The Centers for Disease Control argues that indoor smoking rooms must be eradicated from airports worldwide in order to reduce risk to second-hand smoke. I take the opposite approach: I believe non-smokers are better protected though MORE indoor smoking lounges.
Whenever I write about smoking, I always begin with this disclaimer: I don’t smoke, have never smoked, and never plan on smoking. Rather, I consider it is an expensive and counterproductive habit. Even so, I believe that blanket smoking bans rarely represent the best public policy.
The CDC contends:
Eliminating smoking in indoor spaces fully protects nonsmokers from exposure to secondhand smoke.
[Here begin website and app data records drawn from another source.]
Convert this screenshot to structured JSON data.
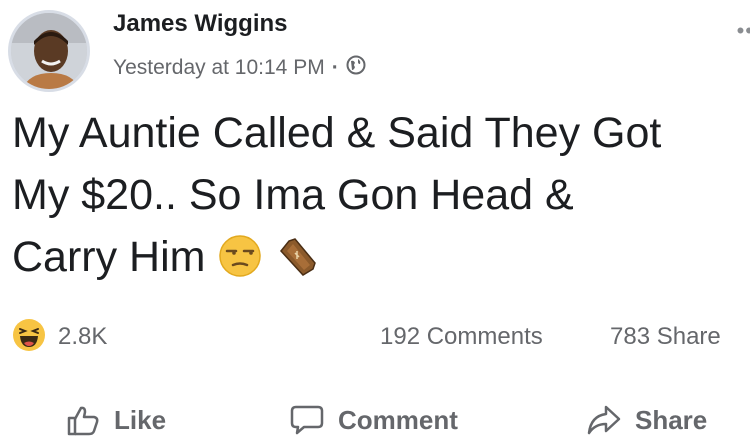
{
  "post": {
    "author": "James Wiggins",
    "timestamp": "Yesterday at 10:14 PM",
    "privacy_icon": "globe-icon",
    "more_label": "••",
    "text_lines": [
      "My Auntie Called & Said They Got",
      "My $20.. So Ima Gon Head &",
      "Carry Him"
    ],
    "emojis": [
      "unamused-face-emoji",
      "coffin-emoji"
    ]
  },
  "stats": {
    "reaction_icon": "haha-reaction-icon",
    "reaction_count": "2.8K",
    "comments": "192 Comments",
    "shares": "783 Share"
  },
  "actions": {
    "like": "Like",
    "comment": "Comment",
    "share": "Share"
  }
}
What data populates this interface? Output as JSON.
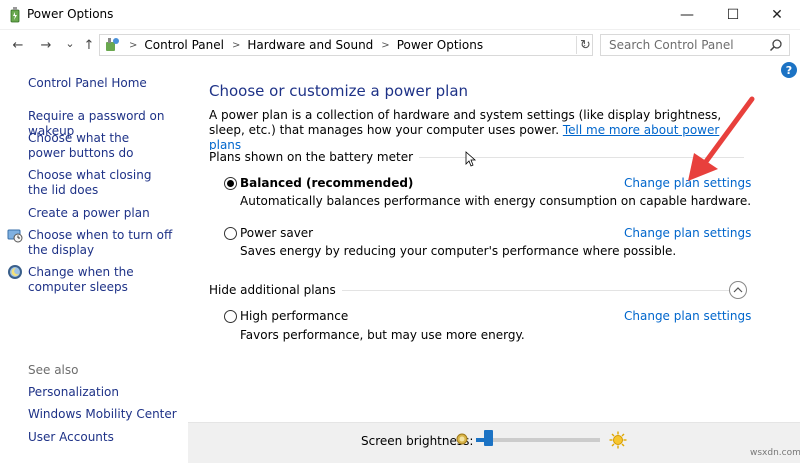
{
  "window": {
    "title": "Power Options",
    "minimize_glyph": "—",
    "maximize_glyph": "☐",
    "close_glyph": "✕"
  },
  "nav": {
    "back_glyph": "←",
    "forward_glyph": "→",
    "recent_glyph": "⌄",
    "up_glyph": "↑",
    "refresh_glyph": "↻",
    "breadcrumbs": [
      "Control Panel",
      "Hardware and Sound",
      "Power Options"
    ],
    "search_placeholder": "Search Control Panel"
  },
  "sidebar": {
    "home": "Control Panel Home",
    "links": [
      "Require a password on wakeup",
      "Choose what the power buttons do",
      "Choose what closing the lid does",
      "Create a power plan",
      "Choose when to turn off the display",
      "Change when the computer sleeps"
    ],
    "see_also_label": "See also",
    "see_also": [
      "Personalization",
      "Windows Mobility Center",
      "User Accounts"
    ]
  },
  "main": {
    "help_glyph": "?",
    "heading": "Choose or customize a power plan",
    "description": "A power plan is a collection of hardware and system settings (like display brightness, sleep, etc.) that manages how your computer uses power.",
    "learn_more": "Tell me more about power plans",
    "battery_group_label": "Plans shown on the battery meter",
    "additional_group_label": "Hide additional plans",
    "plans": [
      {
        "name": "Balanced (recommended)",
        "description": "Automatically balances performance with energy consumption on capable hardware.",
        "link": "Change plan settings",
        "selected": true
      },
      {
        "name": "Power saver",
        "description": "Saves energy by reducing your computer's performance where possible.",
        "link": "Change plan settings",
        "selected": false
      },
      {
        "name": "High performance",
        "description": "Favors performance, but may use more energy.",
        "link": "Change plan settings",
        "selected": false
      }
    ]
  },
  "brightness": {
    "label": "Screen brightness:",
    "level_percent": 7
  },
  "watermark": "wsxdn.com",
  "colors": {
    "link": "#1e3287",
    "hyperlink": "#0066cc",
    "accent": "#1c73c4",
    "annotation_arrow": "#e8403c"
  }
}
Stop right there. While the elimination of indoor smoking *may* protect nonsmokers from exposure to secondhand smoke, it does not necessarily protect them.
If smokers are simply moved from indoor to outdoor, travelers may well encounter the same secondhand smoke…just in a different place.
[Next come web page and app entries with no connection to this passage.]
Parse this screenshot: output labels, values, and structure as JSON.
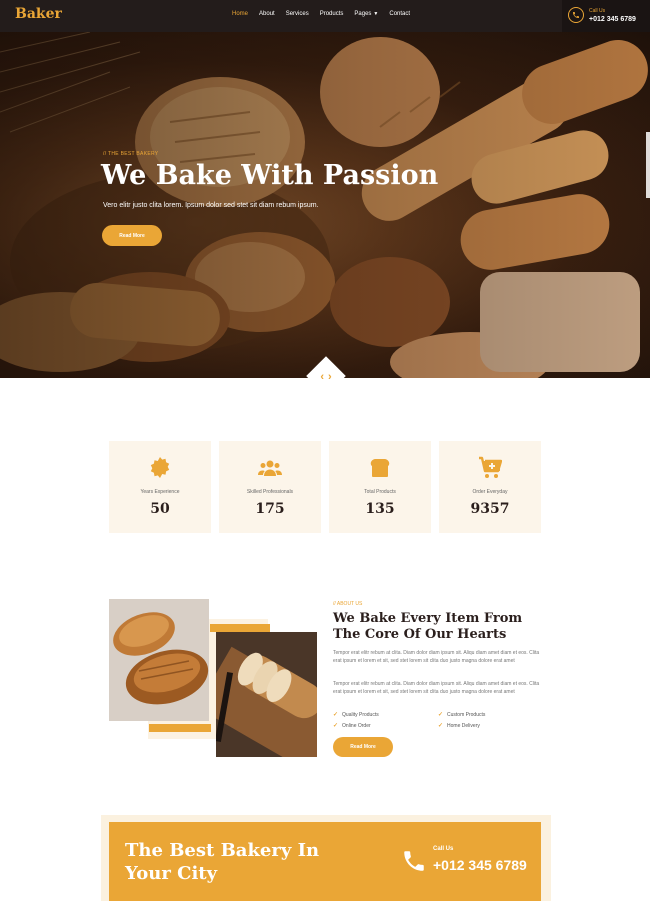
{
  "brand": "Baker",
  "nav": {
    "links": [
      "Home",
      "About",
      "Services",
      "Products",
      "Pages",
      "Contact"
    ],
    "active": "Home",
    "call_label": "Call Us",
    "call_number": "+012 345 6789"
  },
  "hero": {
    "tag": "// THE BEST BAKERY",
    "title": "We Bake With Passion",
    "subtitle": "Vero elitr justo clita lorem. Ipsum dolor sed stet sit diam rebum ipsum.",
    "button": "Read More"
  },
  "facts": [
    {
      "icon": "certificate-icon",
      "label": "Years Experience",
      "value": "50"
    },
    {
      "icon": "users-icon",
      "label": "Skilled Professionals",
      "value": "175"
    },
    {
      "icon": "bread-icon",
      "label": "Total Products",
      "value": "135"
    },
    {
      "icon": "cart-plus-icon",
      "label": "Order Everyday",
      "value": "9357"
    }
  ],
  "about": {
    "tag": "// ABOUT US",
    "title": "We Bake Every Item From The Core Of Our Hearts",
    "paragraph1": "Tempor erat elitr rebum at clita. Diam dolor diam ipsum sit. Aliqu diam amet diam et eos. Clita erat ipsum et lorem et sit, sed stet lorem sit clita duo justo magna dolore erat amet",
    "paragraph2": "Tempor erat elitr rebum at clita. Diam dolor diam ipsum sit. Aliqu diam amet diam et eos. Clita erat ipsum et lorem et sit, sed stet lorem sit clita duo justo magna dolore erat amet",
    "checks": [
      "Quality Products",
      "Custom Products",
      "Online Order",
      "Home Delivery"
    ],
    "button": "Read More"
  },
  "cta": {
    "title": "The Best Bakery In Your City",
    "call_label": "Call Us",
    "call_number": "+012 345 6789"
  },
  "colors": {
    "accent": "#eaa636",
    "dark": "#231c1b",
    "cream": "#fcf5ea"
  }
}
Even as airports have taken steps to move smoking areas away from entrances and exits, my observation is that prohibitions are laxly enforced and not effective. For example, scenes like this are quite common:
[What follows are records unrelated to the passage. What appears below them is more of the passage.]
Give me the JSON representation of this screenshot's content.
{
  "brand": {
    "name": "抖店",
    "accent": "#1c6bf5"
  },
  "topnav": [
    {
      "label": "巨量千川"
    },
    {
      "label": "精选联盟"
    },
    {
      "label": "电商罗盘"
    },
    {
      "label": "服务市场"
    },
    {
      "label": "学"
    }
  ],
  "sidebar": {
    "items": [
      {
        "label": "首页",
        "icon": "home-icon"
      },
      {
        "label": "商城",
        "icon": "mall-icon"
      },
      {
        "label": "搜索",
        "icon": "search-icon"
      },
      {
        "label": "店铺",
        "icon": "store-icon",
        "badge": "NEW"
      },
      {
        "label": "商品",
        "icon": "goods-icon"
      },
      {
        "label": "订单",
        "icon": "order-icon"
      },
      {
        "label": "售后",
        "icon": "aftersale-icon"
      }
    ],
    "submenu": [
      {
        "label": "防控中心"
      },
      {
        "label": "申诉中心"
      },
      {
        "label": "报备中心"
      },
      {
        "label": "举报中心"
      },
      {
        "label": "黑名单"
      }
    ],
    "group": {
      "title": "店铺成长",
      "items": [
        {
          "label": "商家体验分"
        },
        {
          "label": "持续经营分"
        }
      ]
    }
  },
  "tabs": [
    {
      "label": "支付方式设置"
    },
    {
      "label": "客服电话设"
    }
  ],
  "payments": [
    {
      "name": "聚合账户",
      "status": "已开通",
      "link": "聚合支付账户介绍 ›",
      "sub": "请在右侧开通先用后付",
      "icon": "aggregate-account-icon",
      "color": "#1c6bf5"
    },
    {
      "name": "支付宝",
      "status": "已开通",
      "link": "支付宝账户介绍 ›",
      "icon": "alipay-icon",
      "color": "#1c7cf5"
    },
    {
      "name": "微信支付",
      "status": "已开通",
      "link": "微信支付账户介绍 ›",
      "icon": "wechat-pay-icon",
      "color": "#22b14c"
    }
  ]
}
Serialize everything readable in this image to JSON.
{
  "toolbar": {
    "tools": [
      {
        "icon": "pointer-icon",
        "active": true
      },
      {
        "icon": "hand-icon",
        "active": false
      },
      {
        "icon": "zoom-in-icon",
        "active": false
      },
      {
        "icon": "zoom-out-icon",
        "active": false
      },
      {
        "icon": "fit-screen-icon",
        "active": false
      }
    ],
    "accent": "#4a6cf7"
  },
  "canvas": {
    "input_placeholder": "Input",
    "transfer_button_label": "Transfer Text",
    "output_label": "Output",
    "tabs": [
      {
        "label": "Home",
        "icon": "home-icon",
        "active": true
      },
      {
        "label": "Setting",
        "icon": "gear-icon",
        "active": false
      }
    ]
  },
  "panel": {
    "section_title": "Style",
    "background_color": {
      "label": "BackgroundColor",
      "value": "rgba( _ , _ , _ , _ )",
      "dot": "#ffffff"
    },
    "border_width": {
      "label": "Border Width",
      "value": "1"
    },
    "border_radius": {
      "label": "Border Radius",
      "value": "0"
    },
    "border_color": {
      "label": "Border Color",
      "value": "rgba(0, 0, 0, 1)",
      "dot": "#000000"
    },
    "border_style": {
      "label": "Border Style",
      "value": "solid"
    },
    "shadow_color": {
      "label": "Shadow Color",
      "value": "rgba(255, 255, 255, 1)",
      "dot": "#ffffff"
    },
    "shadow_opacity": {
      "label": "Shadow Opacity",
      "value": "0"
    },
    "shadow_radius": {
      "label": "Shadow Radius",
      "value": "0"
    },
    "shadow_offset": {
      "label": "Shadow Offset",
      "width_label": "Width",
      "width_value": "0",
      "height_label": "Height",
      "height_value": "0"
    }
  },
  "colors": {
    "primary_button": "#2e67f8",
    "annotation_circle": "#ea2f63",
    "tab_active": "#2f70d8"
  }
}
I fly out of Los Angeles International Airport (LAX) often and routinely encounter a cloud of smoke as I enter and exit and various terminals. Ask yourself: isn’t that your experience well?
So when the CDC limits its analysis to indoor smoking (see below), it misses the point.
CDC assessed smoke-free policies at the world’s 50 busiest airports (airports with the highest number of passengers traveling through an airport in a year) as of August 2017; approximately 2.7 billion travelers pass through these 50 airports each year (4). Among these airports, 23 (46%) completely prohibit smoking indoors, including five of the 10 busiest airports. The remaining 27 airports continue to allow smoking in designated smoking areas. Designated or ventilated smoking areas can cause involuntary secondhand smoke exposure among nonsmoking travelers and airport employees.
The problem is not whether smoking is indoor or outdoors. The problem is where to best position smoking areas to minimize secondhand smoke.
Why Indoor Smoking May Be Better Than Outdoor
Noting the problem of secondhand smoke routinely experienced at all the major airports, I would much rather see an outdoor ban than prohibiting small indoor smoking chambers or outdoor terraces on the secure side.
First, separately-ventilated indoor smoking rooms or outdoor patios expose less people to second-hand smoke. Creating an area people must seek out inherently limits exposure. The common objection to this is that airport workers must clean this area and be involuntarily exposed to second-hand smoke. But installing ashtrays receptacles that automatically empty (sort of like a trash chute in an apartment building) greatly reduces the incidence of lingering smoke. Pollution from automobile exhaust is far worse. These lounges could be closed for cleaning (like the smoking room in the KLM Crown Lounge in Amsterdam) to further reduce second-hand smoke.
Second, indoor smoking represents a tremendous revenue opportunity. Tobacco companies spend millions on indoor smoking rooms around the world and are eager to work with airports to accommodate their customers. Noting that indoor smoking may actually reduce the incidence of second-hand smoke, why not take advantage of a win-win situation? Use steep rental fees to fund other airport projects. The result: less smoke, happier travelers, more airport amenities.
Finally, forcing smokers to exit the secure area of the airport every time they need a smoke during a layover or before a flight clogs security for all of us. We see that airport security lines often are burdensome. Adding smokers into the mix further snarls these lines. The lack of secure-side smoking areas also increases air rage…just talk to a smoker who has not had a fix and doesn’t have time for a smoke between flights.
From a broader perspective, I join the CDC’s hope for a smoke-free world one day. But let’s be honest: that won’t happen. It just won’t. Austria just voted to undo its indoor smoking ban set to go into effect next year. Over 30% of German youth smoke cigarettes. Smoking is very ingrained in societies around the world, both eastern and western. And thus the question becomes how to best deal with. My view is clear: smoking inside airports is a better alternative than smoking outside airports.
> Read More: Why I Mourn the Loss of Airport Smoking Lounges